What is required
All lines holding the word "description" are to be copied from the records beneath.
[[ Exercise material, beginning ]]
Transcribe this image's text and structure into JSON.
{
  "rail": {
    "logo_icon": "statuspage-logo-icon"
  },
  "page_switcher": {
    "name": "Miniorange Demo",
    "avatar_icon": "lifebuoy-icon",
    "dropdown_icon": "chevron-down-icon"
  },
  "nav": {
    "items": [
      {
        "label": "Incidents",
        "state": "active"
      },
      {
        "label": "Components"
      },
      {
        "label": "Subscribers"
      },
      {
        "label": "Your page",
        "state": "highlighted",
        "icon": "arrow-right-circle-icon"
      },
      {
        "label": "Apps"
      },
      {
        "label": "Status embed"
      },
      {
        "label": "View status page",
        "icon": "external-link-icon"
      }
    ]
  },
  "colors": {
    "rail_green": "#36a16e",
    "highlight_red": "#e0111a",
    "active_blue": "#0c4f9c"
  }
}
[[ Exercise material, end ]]
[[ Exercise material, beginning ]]
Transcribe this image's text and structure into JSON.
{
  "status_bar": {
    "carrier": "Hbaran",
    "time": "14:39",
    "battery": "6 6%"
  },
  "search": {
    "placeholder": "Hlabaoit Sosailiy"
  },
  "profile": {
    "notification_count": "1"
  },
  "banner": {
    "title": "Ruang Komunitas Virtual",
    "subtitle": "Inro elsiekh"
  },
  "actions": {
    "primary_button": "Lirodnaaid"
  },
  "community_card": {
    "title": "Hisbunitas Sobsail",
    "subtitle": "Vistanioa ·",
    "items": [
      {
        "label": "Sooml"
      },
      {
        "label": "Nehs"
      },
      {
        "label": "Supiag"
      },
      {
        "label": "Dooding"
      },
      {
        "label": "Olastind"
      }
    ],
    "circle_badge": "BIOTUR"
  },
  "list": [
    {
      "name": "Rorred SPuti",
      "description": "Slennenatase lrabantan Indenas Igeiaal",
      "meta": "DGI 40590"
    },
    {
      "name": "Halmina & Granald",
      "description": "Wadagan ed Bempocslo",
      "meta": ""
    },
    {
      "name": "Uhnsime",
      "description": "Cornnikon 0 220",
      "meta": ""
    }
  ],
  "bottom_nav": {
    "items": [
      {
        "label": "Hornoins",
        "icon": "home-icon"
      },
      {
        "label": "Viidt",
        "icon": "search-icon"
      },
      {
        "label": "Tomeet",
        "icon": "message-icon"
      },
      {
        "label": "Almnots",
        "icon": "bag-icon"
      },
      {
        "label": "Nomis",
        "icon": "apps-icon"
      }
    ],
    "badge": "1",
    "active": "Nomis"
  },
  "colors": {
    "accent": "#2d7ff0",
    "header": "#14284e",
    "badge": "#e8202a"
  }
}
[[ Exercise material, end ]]
Written solution
      "description": "Slennenatase lrabantan Indenas Igeiaal",
      "description": "Wadagan ed Bempocslo",
      "description": "Cornnikon 0 220",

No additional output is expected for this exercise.